THE Development Bank of Southern Africa is ramping up its funding on the back of a form of government guarantee, which will enable it to expand its loan book by more than R100billion over the next five years.
DBSA chief executive Paul Baloyi said if an additional R20billion "callable capital injection" from the government, which has a similar effect to a government guarantee, was properly leveraged the bank could at least double, if not quadruple, its financing over the next three to five years.
He said the bank did not ask for any additional financial capacity to fulfil its normal role, just to expand its role.
The DBSA's financial results to end-March, which were released yesterday, show that its disbursements of loans and equity investments grew by 51percent to R9,3billion from R6,2billion in the previous year.
The DBSA has been increasing its distribution to South Africa's poorest municipalities.
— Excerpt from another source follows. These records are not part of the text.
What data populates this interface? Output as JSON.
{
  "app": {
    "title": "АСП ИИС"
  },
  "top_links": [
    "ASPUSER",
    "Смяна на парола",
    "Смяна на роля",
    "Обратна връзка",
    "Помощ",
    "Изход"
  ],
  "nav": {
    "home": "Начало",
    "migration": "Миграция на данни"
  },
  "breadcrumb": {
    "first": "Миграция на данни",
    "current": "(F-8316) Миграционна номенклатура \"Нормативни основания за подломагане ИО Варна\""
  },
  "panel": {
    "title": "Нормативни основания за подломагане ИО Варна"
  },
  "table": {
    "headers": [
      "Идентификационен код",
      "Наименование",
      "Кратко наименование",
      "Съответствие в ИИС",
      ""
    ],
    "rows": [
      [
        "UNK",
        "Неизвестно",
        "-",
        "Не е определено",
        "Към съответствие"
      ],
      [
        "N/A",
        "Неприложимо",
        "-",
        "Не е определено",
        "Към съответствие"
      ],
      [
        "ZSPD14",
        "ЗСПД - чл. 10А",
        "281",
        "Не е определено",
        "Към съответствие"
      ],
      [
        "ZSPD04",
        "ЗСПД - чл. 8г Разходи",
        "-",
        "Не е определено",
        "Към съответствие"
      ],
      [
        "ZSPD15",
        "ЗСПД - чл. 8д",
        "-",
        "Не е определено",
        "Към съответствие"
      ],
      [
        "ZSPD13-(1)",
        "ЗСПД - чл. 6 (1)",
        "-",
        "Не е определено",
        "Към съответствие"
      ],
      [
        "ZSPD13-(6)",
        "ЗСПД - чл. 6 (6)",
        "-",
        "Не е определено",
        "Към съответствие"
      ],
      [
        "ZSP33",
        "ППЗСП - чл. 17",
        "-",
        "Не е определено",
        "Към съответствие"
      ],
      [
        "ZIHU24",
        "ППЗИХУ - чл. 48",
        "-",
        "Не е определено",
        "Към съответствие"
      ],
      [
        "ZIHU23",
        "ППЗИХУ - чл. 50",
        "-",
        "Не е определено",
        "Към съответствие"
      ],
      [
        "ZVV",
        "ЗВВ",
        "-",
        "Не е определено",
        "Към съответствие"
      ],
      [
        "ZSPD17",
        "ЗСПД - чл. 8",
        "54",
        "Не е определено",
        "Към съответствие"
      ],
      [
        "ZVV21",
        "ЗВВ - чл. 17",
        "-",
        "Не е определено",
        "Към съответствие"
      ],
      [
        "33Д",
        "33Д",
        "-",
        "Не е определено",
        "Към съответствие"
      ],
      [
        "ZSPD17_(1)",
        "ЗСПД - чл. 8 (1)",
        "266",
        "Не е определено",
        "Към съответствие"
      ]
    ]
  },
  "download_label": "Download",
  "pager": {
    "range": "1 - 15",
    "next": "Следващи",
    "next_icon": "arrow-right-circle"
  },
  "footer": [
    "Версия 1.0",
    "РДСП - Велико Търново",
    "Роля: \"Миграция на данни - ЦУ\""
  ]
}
Baloyi said the DBSA played an important role in unlocking funding flows to poor or weak municipalities.
Chairman Jay Naidoo said the bank's expanded financing would be available for public and private entities, and joint ventures between the two, investing in infrastructure and other priority sectors.